Task details:
Repeat the whole listing exactly as it appears.

★ ★ ★

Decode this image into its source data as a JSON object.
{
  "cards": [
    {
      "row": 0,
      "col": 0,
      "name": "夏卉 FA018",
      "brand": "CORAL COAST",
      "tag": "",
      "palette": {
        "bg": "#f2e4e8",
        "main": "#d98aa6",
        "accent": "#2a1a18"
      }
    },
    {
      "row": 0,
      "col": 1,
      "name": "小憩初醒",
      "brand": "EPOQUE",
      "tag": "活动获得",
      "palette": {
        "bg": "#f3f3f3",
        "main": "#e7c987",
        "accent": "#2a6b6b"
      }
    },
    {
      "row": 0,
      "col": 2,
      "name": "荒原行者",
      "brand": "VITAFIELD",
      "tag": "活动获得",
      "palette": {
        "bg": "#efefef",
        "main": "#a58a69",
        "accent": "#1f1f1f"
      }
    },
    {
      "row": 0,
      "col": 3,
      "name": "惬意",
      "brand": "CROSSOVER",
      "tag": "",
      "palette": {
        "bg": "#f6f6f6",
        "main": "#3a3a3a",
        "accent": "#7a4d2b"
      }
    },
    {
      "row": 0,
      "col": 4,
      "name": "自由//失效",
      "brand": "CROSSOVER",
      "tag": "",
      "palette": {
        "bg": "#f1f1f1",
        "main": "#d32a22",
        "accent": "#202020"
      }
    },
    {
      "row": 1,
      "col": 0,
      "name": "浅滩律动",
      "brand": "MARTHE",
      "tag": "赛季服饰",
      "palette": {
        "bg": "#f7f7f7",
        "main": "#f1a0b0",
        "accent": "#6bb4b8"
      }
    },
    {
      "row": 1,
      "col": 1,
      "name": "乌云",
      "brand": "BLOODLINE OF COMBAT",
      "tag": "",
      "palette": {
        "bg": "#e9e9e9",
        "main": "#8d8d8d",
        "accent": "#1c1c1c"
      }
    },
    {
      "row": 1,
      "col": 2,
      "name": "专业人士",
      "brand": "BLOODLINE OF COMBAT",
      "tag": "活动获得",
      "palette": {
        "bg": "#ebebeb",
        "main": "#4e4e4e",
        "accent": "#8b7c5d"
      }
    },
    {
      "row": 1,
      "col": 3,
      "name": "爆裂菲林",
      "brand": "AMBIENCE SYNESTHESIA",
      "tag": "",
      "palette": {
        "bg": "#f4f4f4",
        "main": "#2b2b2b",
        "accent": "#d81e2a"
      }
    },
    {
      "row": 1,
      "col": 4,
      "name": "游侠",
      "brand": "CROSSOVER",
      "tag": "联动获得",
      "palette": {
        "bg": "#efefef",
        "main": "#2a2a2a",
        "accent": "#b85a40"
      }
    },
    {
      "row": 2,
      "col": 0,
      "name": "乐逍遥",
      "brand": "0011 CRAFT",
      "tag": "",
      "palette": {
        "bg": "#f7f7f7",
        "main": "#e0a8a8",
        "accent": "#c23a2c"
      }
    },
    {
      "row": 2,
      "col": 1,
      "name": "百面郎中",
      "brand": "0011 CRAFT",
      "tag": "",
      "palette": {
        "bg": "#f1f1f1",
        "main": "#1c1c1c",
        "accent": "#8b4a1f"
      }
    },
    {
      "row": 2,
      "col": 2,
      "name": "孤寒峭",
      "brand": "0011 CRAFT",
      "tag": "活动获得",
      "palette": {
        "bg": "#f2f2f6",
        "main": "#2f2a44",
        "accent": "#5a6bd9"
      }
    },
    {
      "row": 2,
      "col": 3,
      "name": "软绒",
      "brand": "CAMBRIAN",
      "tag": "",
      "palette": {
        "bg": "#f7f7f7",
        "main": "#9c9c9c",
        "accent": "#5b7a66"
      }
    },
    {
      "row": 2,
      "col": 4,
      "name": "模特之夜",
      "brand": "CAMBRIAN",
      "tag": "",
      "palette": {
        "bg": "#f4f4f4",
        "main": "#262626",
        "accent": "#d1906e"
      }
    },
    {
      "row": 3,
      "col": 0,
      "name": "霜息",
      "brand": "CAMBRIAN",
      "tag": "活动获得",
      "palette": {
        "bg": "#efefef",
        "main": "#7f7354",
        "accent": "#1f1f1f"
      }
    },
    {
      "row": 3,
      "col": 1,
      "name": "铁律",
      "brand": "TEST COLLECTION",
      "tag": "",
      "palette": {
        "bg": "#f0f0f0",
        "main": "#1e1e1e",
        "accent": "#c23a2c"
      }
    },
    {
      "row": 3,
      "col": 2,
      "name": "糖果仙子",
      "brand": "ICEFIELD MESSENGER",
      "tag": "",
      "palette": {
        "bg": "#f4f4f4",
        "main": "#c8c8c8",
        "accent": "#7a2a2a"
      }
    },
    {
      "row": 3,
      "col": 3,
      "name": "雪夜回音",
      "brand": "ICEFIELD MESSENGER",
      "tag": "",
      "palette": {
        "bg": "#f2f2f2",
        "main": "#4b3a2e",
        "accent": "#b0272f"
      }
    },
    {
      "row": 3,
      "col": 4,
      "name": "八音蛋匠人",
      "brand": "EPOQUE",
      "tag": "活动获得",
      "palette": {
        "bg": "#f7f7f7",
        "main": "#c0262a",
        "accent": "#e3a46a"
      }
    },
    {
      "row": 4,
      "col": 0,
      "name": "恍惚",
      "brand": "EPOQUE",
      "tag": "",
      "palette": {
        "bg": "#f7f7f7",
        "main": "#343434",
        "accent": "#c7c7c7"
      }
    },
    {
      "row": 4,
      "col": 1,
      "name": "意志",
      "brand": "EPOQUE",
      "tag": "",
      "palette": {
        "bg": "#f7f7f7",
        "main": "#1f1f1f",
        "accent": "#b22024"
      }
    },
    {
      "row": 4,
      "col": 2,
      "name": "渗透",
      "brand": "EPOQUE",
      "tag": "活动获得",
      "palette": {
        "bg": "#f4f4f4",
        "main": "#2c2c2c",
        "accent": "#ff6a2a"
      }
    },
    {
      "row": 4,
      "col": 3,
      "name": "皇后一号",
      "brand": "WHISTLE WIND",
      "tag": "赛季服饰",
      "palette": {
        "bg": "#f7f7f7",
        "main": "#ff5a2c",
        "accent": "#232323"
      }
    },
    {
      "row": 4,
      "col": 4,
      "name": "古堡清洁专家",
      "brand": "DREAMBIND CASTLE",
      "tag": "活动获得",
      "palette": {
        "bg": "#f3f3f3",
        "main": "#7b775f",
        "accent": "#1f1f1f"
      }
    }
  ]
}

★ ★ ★

Result of this task:
Decode this image into its source data as a JSON object.
{
  "cards": [
    {
      "row": 0,
      "col": 0,
      "name": "夏卉 FA018",
      "brand": "CORAL COAST",
      "tag": "",
      "palette": {
        "bg": "#f2e4e8",
        "main": "#d98aa6",
        "accent": "#2a1a18"
      }
    },
    {
      "row": 0,
      "col": 1,
      "name": "小憩初醒",
      "brand": "EPOQUE",
      "tag": "活动获得",
      "palette": {
        "bg": "#f3f3f3",
        "main": "#e7c987",
        "accent": "#2a6b6b"
      }
    },
    {
      "row": 0,
      "col": 2,
      "name": "荒原行者",
      "brand": "VITAFIELD",
      "tag": "活动获得",
      "palette": {
        "bg": "#efefef",
        "main": "#a58a69",
        "accent": "#1f1f1f"
      }
    },
    {
      "row": 0,
      "col": 3,
      "name": "惬意",
      "brand": "CROSSOVER",
      "tag": "",
      "palette": {
        "bg": "#f6f6f6",
        "main": "#3a3a3a",
        "accent": "#7a4d2b"
      }
    },
    {
      "row": 0,
      "col": 4,
      "name": "自由//失效",
      "brand": "CROSSOVER",
      "tag": "",
      "palette": {
        "bg": "#f1f1f1",
        "main": "#d32a22",
        "accent": "#202020"
      }
    },
    {
      "row": 1,
      "col": 0,
      "name": "浅滩律动",
      "brand": "MARTHE",
      "tag": "赛季服饰",
      "palette": {
        "bg": "#f7f7f7",
        "main": "#f1a0b0",
        "accent": "#6bb4b8"
      }
    },
    {
      "row": 1,
      "col": 1,
      "name": "乌云",
      "brand": "BLOODLINE OF COMBAT",
      "tag": "",
      "palette": {
        "bg": "#e9e9e9",
        "main": "#8d8d8d",
        "accent": "#1c1c1c"
      }
    },
    {
      "row": 1,
      "col": 2,
      "name": "专业人士",
      "brand": "BLOODLINE OF COMBAT",
      "tag": "活动获得",
      "palette": {
        "bg": "#ebebeb",
        "main": "#4e4e4e",
        "accent": "#8b7c5d"
      }
    },
    {
      "row": 1,
      "col": 3,
      "name": "爆裂菲林",
      "brand": "AMBIENCE SYNESTHESIA",
      "tag": "",
      "palette": {
        "bg": "#f4f4f4",
        "main": "#2b2b2b",
        "accent": "#d81e2a"
      }
    },
    {
      "row": 1,
      "col": 4,
      "name": "游侠",
      "brand": "CROSSOVER",
      "tag": "联动获得",
      "palette": {
        "bg": "#efefef",
        "main": "#2a2a2a",
        "accent": "#b85a40"
      }
    },
    {
      "row": 2,
      "col": 0,
      "name": "乐逍遥",
      "brand": "0011 CRAFT",
      "tag": "",
      "palette": {
        "bg": "#f7f7f7",
        "main": "#e0a8a8",
        "accent": "#c23a2c"
      }
    },
    {
      "row": 2,
      "col": 1,
      "name": "百面郎中",
      "brand": "0011 CRAFT",
      "tag": "",
      "palette": {
        "bg": "#f1f1f1",
        "main": "#1c1c1c",
        "accent": "#8b4a1f"
      }
    },
    {
      "row": 2,
      "col": 2,
      "name": "孤寒峭",
      "brand": "0011 CRAFT",
      "tag": "活动获得",
      "palette": {
        "bg": "#f2f2f6",
        "main": "#2f2a44",
        "accent": "#5a6bd9"
      }
    },
    {
      "row": 2,
      "col": 3,
      "name": "软绒",
      "brand": "CAMBRIAN",
      "tag": "",
      "palette": {
        "bg": "#f7f7f7",
        "main": "#9c9c9c",
        "accent": "#5b7a66"
      }
    },
    {
      "row": 2,
      "col": 4,
      "name": "模特之夜",
      "brand": "CAMBRIAN",
      "tag": "",
      "palette": {
        "bg": "#f4f4f4",
        "main": "#262626",
        "accent": "#d1906e"
      }
    },
    {
      "row": 3,
      "col": 0,
      "name": "霜息",
      "brand": "CAMBRIAN",
      "tag": "活动获得",
      "palette": {
        "bg": "#efefef",
        "main": "#7f7354",
        "accent": "#1f1f1f"
      }
    },
    {
      "row": 3,
      "col": 1,
      "name": "铁律",
      "brand": "TEST COLLECTION",
      "tag": "",
      "palette": {
        "bg": "#f0f0f0",
        "main": "#1e1e1e",
        "accent": "#c23a2c"
      }
    },
    {
      "row": 3,
      "col": 2,
      "name": "糖果仙子",
      "brand": "ICEFIELD MESSENGER",
      "tag": "",
      "palette": {
        "bg": "#f4f4f4",
        "main": "#c8c8c8",
        "accent": "#7a2a2a"
      }
    },
    {
      "row": 3,
      "col": 3,
      "name": "雪夜回音",
      "brand": "ICEFIELD MESSENGER",
      "tag": "",
      "palette": {
        "bg": "#f2f2f2",
        "main": "#4b3a2e",
        "accent": "#b0272f"
      }
    },
    {
      "row": 3,
      "col": 4,
      "name": "八音蛋匠人",
      "brand": "EPOQUE",
      "tag": "活动获得",
      "palette": {
        "bg": "#f7f7f7",
        "main": "#c0262a",
        "accent": "#e3a46a"
      }
    },
    {
      "row": 4,
      "col": 0,
      "name": "恍惚",
      "brand": "EPOQUE",
      "tag": "",
      "palette": {
        "bg": "#f7f7f7",
        "main": "#343434",
        "accent": "#c7c7c7"
      }
    },
    {
      "row": 4,
      "col": 1,
      "name": "意志",
      "brand": "EPOQUE",
      "tag": "",
      "palette": {
        "bg": "#f7f7f7",
        "main": "#1f1f1f",
        "accent": "#b22024"
      }
    },
    {
      "row": 4,
      "col": 2,
      "name": "渗透",
      "brand": "EPOQUE",
      "tag": "活动获得",
      "palette": {
        "bg": "#f4f4f4",
        "main": "#2c2c2c",
        "accent": "#ff6a2a"
      }
    },
    {
      "row": 4,
      "col": 3,
      "name": "皇后一号",
      "brand": "WHISTLE WIND",
      "tag": "赛季服饰",
      "palette": {
        "bg": "#f7f7f7",
        "main": "#ff5a2c",
        "accent": "#232323"
      }
    },
    {
      "row": 4,
      "col": 4,
      "name": "古堡清洁专家",
      "brand": "DREAMBIND CASTLE",
      "tag": "活动获得",
      "palette": {
        "bg": "#f3f3f3",
        "main": "#7b775f",
        "accent": "#1f1f1f"
      }
    }
  ]
}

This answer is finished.